2. Give yourself a crash course in history.
“Every place has a history and abandoned places are a thrilling way to time travel…”
Places aren’t left to fend for their own for nothing. Something happened. And usually that happening is scary or just plain interesting. Take the abandoned bullfighting ring in Colonia, Uruguay. It was randomly opened in 1910 to fame and fortune, only to be closed down a few year late thanks to a new decree outlawing the sport. Why it remains there over 100 years later is beyond understanding… but cool, right? I attempted to go to a psychiatric hospital nearby last week, and my research led me to radiation testing led by Quaker Oats. Whoah dude.
Every place has a history and abandoned places are a thrilling way to time travel. If you’re lucky, you even find— but don’t take— relics from the past. One of my favorite experiences was at an abandoned love hotel in Japan. Here, I found old family portraits from the owners, dusty karaoke books, and the best: pneumatic tubes that would shoot mail to the hotel’s occupants. Makes your time there rather discreet I’m guessing. On Miyakejima in Japan, I found a boombox from the 80s stuck in the lava. Exploring abandoned places often offers you a slice of the frozen past. And it’s delightful.
3. Feel alive.
Just a few days ago, I was lurking around a Massachusetts State Hospital when I spotted
a shit ton of people on golf carts. Something was going on despite being located on abandoned grounds. As a golf cart closed in, I ducked behind hedges as I heard him stop. F*&$! Who was going to make the first move? I stood up hesitantly and realized he had driven away. So I bolted. Only back at near my car did a security guard catch me… I coyly played dumb and made my getaway before he could think twice. As mentioned above, X-men “The New Mutants” was being filmed on the premises. Oops.

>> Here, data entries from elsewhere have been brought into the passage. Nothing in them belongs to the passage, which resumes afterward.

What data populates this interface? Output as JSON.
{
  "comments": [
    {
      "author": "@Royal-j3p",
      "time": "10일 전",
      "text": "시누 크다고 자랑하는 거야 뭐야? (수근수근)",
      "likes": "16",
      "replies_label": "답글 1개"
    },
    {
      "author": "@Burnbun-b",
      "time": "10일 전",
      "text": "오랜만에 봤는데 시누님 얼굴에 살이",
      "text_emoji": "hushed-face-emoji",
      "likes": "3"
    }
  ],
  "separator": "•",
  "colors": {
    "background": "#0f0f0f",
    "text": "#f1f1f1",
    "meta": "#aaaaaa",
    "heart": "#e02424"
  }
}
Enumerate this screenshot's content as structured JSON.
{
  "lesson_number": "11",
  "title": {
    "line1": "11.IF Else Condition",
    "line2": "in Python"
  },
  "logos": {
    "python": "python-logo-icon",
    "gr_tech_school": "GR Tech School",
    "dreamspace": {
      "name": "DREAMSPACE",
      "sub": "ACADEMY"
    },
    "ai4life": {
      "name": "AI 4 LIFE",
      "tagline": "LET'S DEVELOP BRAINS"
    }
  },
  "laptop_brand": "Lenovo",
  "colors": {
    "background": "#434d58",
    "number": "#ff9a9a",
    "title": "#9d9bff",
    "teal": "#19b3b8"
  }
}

Exploring abandoned places lends itself to danger. Will I be caught? Is a homeless person occupying the space? Will I stumble across an axe murderer? Who knows! Nothing makes me feel more alive than adrenaline pumping through my veins, whether it’s watching a scary movie right before bed or creeping down a stairway into an abandoned prison. Maybe this isn’t your cup of tea and that’s alright. But short of robbing a bank or paying a few hundred dollars to jump out an airplane (that’s fun too), urban exploration is a pleasing alternative.
4. Revel in the way nature takes over.
“I love setting my camera up and becoming a part of the backdrop where everything is silent and calming…”
Finally, abandoned places are utterly beautiful. They are usually taken over by nature: vines, flowers, animals all reclaiming their land. These places are a glimpse into a world without people and that is fascinating, even more so than a famous site swarming with tourists. I love being able to take photos in black and white. Without people. Full of history and decaying architecture and weird angles. I love setting my camera up and becoming a part of the backdrop where everything is silent and calming. There’s beauty in the chaos of leftovers… but not everyone wants to see it. I beg you to.
There’s a lot of resources out there if you want to begin your own urban exploration. This website actually has a map of places in the States (tsk tsk) and this one of sites in Japan. I’m also not the only one who believes travel should be accompanied with abandoned places. Check out SEA Backpacker’s article on a few more reasons you should try it.